WORK INSTRUCTIONS: The answer must consist of every line in the records below that contains the string "name".

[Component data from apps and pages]
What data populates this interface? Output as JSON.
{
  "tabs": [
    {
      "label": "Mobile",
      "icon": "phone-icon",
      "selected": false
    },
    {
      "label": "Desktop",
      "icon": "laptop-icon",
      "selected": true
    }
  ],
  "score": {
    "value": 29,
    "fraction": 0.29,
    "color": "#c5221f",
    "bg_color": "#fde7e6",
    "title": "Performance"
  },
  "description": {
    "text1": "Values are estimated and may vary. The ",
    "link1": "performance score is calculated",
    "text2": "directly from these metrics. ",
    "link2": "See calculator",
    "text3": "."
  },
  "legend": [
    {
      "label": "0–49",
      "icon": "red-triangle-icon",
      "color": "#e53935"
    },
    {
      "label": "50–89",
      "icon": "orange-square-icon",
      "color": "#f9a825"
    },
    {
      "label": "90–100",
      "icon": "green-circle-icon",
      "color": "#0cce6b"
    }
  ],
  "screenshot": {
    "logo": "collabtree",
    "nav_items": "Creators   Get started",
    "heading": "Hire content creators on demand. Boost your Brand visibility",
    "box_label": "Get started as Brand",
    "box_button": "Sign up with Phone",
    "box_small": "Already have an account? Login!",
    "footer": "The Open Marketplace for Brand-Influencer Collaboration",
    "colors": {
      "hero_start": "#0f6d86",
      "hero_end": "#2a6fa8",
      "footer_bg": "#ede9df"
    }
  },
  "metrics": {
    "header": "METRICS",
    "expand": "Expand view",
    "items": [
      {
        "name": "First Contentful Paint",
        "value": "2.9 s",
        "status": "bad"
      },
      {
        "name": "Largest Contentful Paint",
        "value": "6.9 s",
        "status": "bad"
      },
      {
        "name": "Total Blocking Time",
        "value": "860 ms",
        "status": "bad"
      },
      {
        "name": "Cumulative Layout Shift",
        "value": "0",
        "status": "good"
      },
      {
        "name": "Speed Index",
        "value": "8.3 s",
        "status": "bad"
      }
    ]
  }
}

COMPLETED TASK:
        "name": "First Contentful Paint",
        "name": "Largest Contentful Paint",
        "name": "Total Blocking Time",
        "name": "Cumulative Layout Shift",
        "name": "Speed Index",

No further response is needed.